EXTRACTED MATERIAL:
■ ■ ■ ■ ■

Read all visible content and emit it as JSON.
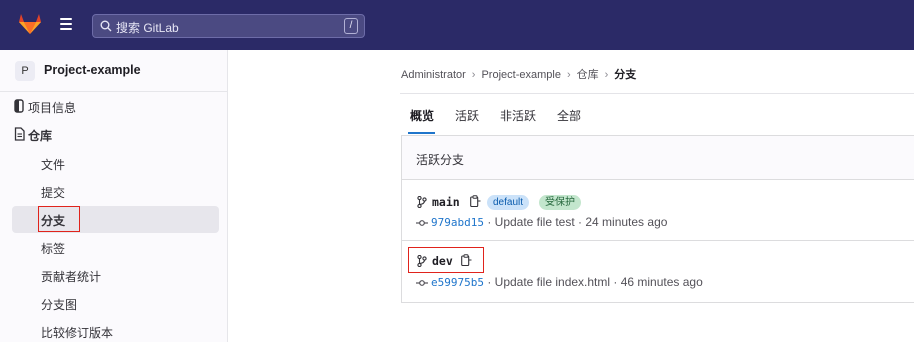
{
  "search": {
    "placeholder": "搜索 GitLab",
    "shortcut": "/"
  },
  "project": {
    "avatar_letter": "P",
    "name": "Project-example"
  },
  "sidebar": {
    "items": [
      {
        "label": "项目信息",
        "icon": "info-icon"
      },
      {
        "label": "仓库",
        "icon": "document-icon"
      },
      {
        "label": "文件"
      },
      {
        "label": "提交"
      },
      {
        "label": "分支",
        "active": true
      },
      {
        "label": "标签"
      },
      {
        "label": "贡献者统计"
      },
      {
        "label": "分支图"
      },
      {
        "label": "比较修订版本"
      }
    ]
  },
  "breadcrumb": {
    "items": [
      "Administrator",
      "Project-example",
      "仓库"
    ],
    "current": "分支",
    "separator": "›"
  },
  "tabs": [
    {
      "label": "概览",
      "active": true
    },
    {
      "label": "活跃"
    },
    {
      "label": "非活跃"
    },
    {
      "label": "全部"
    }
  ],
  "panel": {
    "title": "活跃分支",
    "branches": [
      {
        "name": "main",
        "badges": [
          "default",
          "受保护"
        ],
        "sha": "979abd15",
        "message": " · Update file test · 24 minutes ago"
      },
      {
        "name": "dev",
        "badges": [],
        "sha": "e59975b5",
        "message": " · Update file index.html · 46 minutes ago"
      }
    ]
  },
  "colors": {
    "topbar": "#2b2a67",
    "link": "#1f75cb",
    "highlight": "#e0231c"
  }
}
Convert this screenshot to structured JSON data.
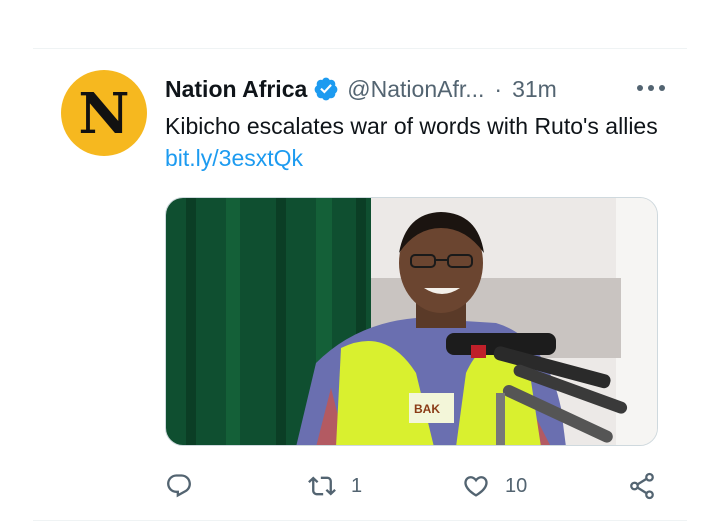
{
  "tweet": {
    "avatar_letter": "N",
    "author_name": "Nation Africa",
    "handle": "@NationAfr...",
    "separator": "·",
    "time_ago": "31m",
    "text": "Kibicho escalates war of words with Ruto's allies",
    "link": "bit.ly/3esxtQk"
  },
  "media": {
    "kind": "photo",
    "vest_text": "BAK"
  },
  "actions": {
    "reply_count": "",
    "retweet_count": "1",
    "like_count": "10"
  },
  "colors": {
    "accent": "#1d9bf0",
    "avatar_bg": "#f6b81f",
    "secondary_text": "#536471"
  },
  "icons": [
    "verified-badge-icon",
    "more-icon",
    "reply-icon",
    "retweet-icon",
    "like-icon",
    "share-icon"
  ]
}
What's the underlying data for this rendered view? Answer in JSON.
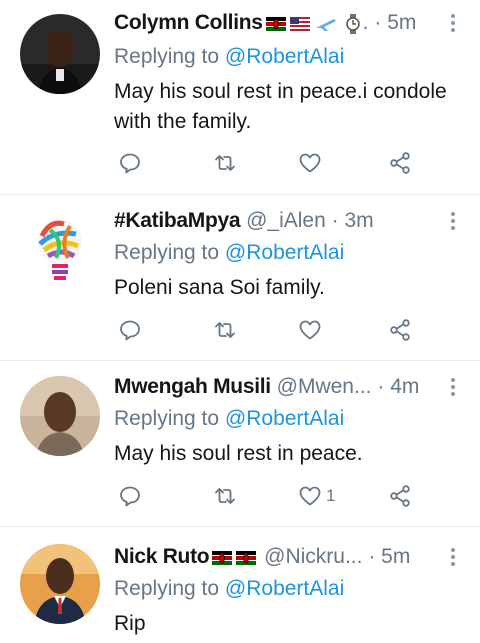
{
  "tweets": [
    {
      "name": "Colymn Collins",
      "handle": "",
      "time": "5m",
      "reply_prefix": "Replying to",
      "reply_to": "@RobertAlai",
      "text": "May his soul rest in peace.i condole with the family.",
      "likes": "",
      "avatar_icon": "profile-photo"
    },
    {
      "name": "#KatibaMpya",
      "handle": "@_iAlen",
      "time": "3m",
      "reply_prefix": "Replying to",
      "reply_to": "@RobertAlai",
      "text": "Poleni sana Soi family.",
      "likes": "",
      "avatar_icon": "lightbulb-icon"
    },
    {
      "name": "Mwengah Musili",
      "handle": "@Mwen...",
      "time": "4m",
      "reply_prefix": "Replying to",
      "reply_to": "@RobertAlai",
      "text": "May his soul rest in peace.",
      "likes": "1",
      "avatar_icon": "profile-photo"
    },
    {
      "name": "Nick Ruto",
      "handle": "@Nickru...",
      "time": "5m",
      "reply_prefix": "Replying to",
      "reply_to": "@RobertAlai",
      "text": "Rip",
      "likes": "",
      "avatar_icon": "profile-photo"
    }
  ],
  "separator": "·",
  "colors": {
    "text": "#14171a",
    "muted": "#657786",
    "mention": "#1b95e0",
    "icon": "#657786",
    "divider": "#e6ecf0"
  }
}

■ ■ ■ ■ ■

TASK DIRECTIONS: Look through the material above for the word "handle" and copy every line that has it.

RESULT BELOW:
    "handle": "@NationAfr...",
      "handle": "",
      "handle": "@_iAlen",
      "handle": "@Mwen...",
      "handle": "@Nickru...",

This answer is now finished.